- _DIRECTIONS_
Every record must be written out once more, with nothing added or omitted.

━━━━━ MATERIALS PROVIDED

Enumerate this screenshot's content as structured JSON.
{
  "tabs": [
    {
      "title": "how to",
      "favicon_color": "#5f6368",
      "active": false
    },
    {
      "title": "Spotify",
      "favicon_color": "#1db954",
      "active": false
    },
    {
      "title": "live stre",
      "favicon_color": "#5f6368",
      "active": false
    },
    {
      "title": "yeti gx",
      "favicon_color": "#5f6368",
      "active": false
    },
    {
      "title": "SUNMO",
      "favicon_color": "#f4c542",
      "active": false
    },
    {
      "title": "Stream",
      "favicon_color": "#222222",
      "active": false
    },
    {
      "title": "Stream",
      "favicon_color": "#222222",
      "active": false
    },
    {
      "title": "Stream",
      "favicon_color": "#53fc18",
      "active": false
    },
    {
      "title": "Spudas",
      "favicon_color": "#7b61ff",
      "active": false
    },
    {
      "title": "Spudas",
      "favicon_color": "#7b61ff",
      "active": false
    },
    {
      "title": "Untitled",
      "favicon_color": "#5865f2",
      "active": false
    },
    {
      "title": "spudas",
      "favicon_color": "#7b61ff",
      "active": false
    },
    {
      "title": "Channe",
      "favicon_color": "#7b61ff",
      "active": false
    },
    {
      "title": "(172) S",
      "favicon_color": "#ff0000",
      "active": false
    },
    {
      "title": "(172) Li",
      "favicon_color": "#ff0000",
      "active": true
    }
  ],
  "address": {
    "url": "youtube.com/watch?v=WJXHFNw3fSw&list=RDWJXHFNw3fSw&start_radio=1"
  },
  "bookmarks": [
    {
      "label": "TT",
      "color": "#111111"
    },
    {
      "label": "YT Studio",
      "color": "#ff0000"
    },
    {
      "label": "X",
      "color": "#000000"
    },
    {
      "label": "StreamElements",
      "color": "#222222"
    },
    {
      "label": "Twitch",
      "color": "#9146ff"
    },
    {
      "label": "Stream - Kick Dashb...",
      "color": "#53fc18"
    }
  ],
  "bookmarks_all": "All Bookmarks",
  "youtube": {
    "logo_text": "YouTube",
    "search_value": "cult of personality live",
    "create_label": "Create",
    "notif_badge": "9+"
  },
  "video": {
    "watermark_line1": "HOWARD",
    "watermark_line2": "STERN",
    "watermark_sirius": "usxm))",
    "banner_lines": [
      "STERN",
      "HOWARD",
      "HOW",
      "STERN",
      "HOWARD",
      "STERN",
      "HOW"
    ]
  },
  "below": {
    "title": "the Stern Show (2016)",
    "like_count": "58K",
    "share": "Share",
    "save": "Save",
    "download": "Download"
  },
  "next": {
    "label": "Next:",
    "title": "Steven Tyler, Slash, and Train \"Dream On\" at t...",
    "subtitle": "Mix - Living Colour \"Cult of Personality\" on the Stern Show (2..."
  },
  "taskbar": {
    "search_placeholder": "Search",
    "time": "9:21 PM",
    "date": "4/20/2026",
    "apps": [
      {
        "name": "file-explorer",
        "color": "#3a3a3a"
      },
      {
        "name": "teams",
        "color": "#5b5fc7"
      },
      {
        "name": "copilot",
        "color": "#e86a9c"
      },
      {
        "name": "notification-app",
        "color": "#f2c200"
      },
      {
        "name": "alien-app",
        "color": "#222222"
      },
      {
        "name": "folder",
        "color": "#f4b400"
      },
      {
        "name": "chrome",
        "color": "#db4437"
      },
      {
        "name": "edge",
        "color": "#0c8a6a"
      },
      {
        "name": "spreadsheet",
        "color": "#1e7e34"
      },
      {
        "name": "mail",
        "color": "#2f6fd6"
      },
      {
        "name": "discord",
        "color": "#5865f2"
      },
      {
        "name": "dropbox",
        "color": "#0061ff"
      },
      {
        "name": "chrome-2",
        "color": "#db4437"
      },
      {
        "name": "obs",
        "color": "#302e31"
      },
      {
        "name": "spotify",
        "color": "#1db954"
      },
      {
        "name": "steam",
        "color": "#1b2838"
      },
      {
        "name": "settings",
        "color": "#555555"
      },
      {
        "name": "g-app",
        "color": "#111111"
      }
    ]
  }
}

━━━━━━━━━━

- _EXPECTED OUTPUT_
Enumerate this screenshot's content as structured JSON.
{
  "tabs": [
    {
      "title": "how to",
      "favicon_color": "#5f6368",
      "active": false
    },
    {
      "title": "Spotify",
      "favicon_color": "#1db954",
      "active": false
    },
    {
      "title": "live stre",
      "favicon_color": "#5f6368",
      "active": false
    },
    {
      "title": "yeti gx",
      "favicon_color": "#5f6368",
      "active": false
    },
    {
      "title": "SUNMO",
      "favicon_color": "#f4c542",
      "active": false
    },
    {
      "title": "Stream",
      "favicon_color": "#222222",
      "active": false
    },
    {
      "title": "Stream",
      "favicon_color": "#222222",
      "active": false
    },
    {
      "title": "Stream",
      "favicon_color": "#53fc18",
      "active": false
    },
    {
      "title": "Spudas",
      "favicon_color": "#7b61ff",
      "active": false
    },
    {
      "title": "Spudas",
      "favicon_color": "#7b61ff",
      "active": false
    },
    {
      "title": "Untitled",
      "favicon_color": "#5865f2",
      "active": false
    },
    {
      "title": "spudas",
      "favicon_color": "#7b61ff",
      "active": false
    },
    {
      "title": "Channe",
      "favicon_color": "#7b61ff",
      "active": false
    },
    {
      "title": "(172) S",
      "favicon_color": "#ff0000",
      "active": false
    },
    {
      "title": "(172) Li",
      "favicon_color": "#ff0000",
      "active": true
    }
  ],
  "address": {
    "url": "youtube.com/watch?v=WJXHFNw3fSw&list=RDWJXHFNw3fSw&start_radio=1"
  },
  "bookmarks": [
    {
      "label": "TT",
      "color": "#111111"
    },
    {
      "label": "YT Studio",
      "color": "#ff0000"
    },
    {
      "label": "X",
      "color": "#000000"
    },
    {
      "label": "StreamElements",
      "color": "#222222"
    },
    {
      "label": "Twitch",
      "color": "#9146ff"
    },
    {
      "label": "Stream - Kick Dashb...",
      "color": "#53fc18"
    }
  ],
  "bookmarks_all": "All Bookmarks",
  "youtube": {
    "logo_text": "YouTube",
    "search_value": "cult of personality live",
    "create_label": "Create",
    "notif_badge": "9+"
  },
  "video": {
    "watermark_line1": "HOWARD",
    "watermark_line2": "STERN",
    "watermark_sirius": "usxm))",
    "banner_lines": [
      "STERN",
      "HOWARD",
      "HOW",
      "STERN",
      "HOWARD",
      "STERN",
      "HOW"
    ]
  },
  "below": {
    "title": "the Stern Show (2016)",
    "like_count": "58K",
    "share": "Share",
    "save": "Save",
    "download": "Download"
  },
  "next": {
    "label": "Next:",
    "title": "Steven Tyler, Slash, and Train \"Dream On\" at t...",
    "subtitle": "Mix - Living Colour \"Cult of Personality\" on the Stern Show (2..."
  },
  "taskbar": {
    "search_placeholder": "Search",
    "time": "9:21 PM",
    "date": "4/20/2026",
    "apps": [
      {
        "name": "file-explorer",
        "color": "#3a3a3a"
      },
      {
        "name": "teams",
        "color": "#5b5fc7"
      },
      {
        "name": "copilot",
        "color": "#e86a9c"
      },
      {
        "name": "notification-app",
        "color": "#f2c200"
      },
      {
        "name": "alien-app",
        "color": "#222222"
      },
      {
        "name": "folder",
        "color": "#f4b400"
      },
      {
        "name": "chrome",
        "color": "#db4437"
      },
      {
        "name": "edge",
        "color": "#0c8a6a"
      },
      {
        "name": "spreadsheet",
        "color": "#1e7e34"
      },
      {
        "name": "mail",
        "color": "#2f6fd6"
      },
      {
        "name": "discord",
        "color": "#5865f2"
      },
      {
        "name": "dropbox",
        "color": "#0061ff"
      },
      {
        "name": "chrome-2",
        "color": "#db4437"
      },
      {
        "name": "obs",
        "color": "#302e31"
      },
      {
        "name": "spotify",
        "color": "#1db954"
      },
      {
        "name": "steam",
        "color": "#1b2838"
      },
      {
        "name": "settings",
        "color": "#555555"
      },
      {
        "name": "g-app",
        "color": "#111111"
      }
    ]
  }
}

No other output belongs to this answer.